In all of these elements audits are a more humane element of a workplace enforcement policy than SWAT team raids. But the "silent raids" also have a political advantage for the administration. They dramatically quiet the drama and thus the trauma level of how enforcement efforts are viewed by the very communities that are most likely to experience the results on a first-hand basis.

Vivid, dramatic SWAT team raids that round up employees are much less low-key than visits to an employer's personnel offices. The first are almost guaranteed to generate activists' protests and associate the administration with policies that are directly targeted against illegal immigrants themselves. The second are much less likely to associate an administration with a dramatic, visible and, for parts of the Hispanic community, disturbing policy.

The administration's ambivalence about enforcement is clearly visible in its approach to the illegal immigrants who are found to be working without authorization. The Times article notes that "In another shift, the immigration agency has moved away from bringing criminal charges against immigrant workers who lack legal status but have otherwise clean records." In other words, employers may fire the illegal-immigrant workers, but the government knows which ones they are and does nothing further about it. This is the Obama administration's immigration version of "benign neglect," which a dictionary defines as a "policy or attitude of ignoring a situation instead of assuming responsibility for managing or improving it."

Doing nothing about illegal immigrants whose violation of immigration and work permit laws has itself been documented sends a signal that breaking American immigration laws is alright so long as you don't get caught up in an audit. It is the equivalent of a passive presidential amnesty.

Even better from the standpoint of undocumented immigrants, and the Obama's administration's pro-legalization stance in the Hispanic community, even getting caught up in an audit and fired doesn't mean you can't get another job, also illegally but this time with better false papers.
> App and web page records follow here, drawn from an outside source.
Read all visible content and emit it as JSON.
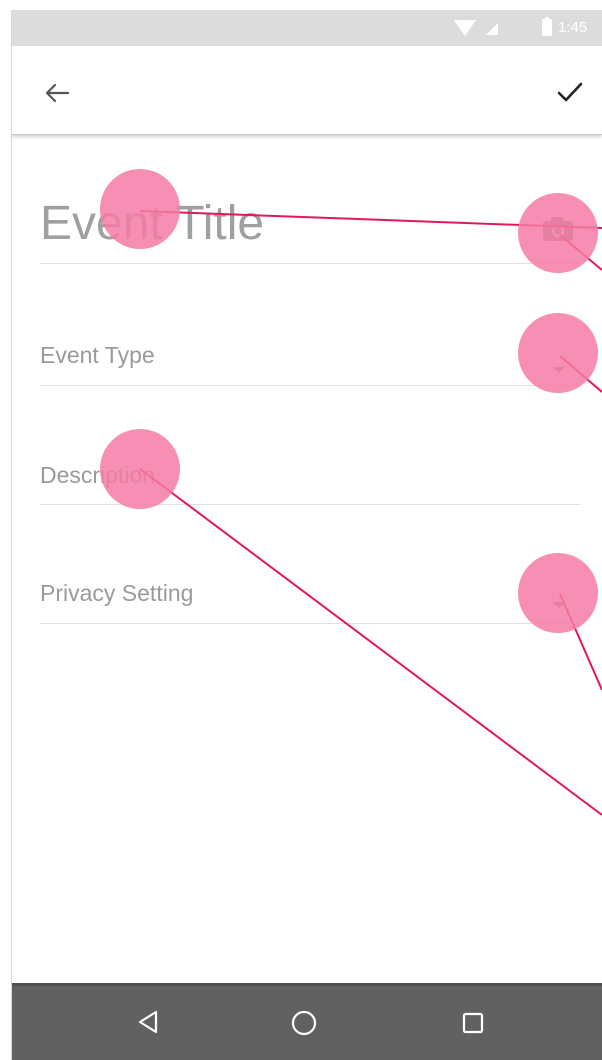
{
  "status_bar": {
    "time": "1:45"
  },
  "app_bar": {
    "back_icon": "arrow-left-icon",
    "confirm_icon": "check-icon"
  },
  "form": {
    "event_title_placeholder": "Event Title",
    "event_type_label": "Event Type",
    "description_label": "Description",
    "privacy_setting_label": "Privacy Setting",
    "camera_icon": "camera-icon",
    "dropdown_icon": "arrow-drop-down-icon"
  },
  "nav_bar": {
    "back_icon": "nav-back-icon",
    "home_icon": "nav-home-icon",
    "recents_icon": "nav-recents-icon"
  },
  "colors": {
    "accent_touch": "#f47ba6",
    "annotation_line": "#e0185c",
    "status_bar_bg": "#dcdcdc",
    "nav_bar_bg": "#616161"
  }
}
And that is exactly what has happened. The Times reports that when undocumented workers were fired from one Washington State farm after an immigration audit, "Many immigrants purchased new false documents and went looking for jobs in more distant orchards."

One is reminded, very strongly here, of the president's approach to Afghanistan: Appear to engage (surge), pause, then begin to withdraw. Paralleling that, the president's immigration approach seems to be: appear to enforce, but not really.

In the Times article, ICE head John Morton said that the goal of the audits was to create "a culture of compliance" among employers. Perhaps it will succeed in doing so over time if it expands to the industries that are mostly likely to have illegal immigrants working in them, and the number of audits increases dramatically to realistically be a deterrent to America's many millions of businesses.

In the meantime, the Obama administration in the sphere of immigration is fast beginning to resemble another, previous administration, that advised the public to "watch what we do, not what we say." In using that phrase, Attorney General John Mitchell of the Nixon administration, to whom that phase belongs, actually intended, in columnist William Safire's words, "to reassure blacks that, foot-dragging poses aside, the Nixon Justice Department would accomplish desegregation. John Mitchell knew that the appearance of a tilt toward white Southerners would ease the way for acceptance of steady civil rights progress for blacks, and sure enough, what he did in this area was much better than what he said."

The Obama administration has pulled a Reverse Nixon. The Nixon administration feinted reluctance to mask its effort to make civil right progress, which it did. The Obama administration feints enforcement to cloak legalization efforts in a patina of responsiveness to public concerns.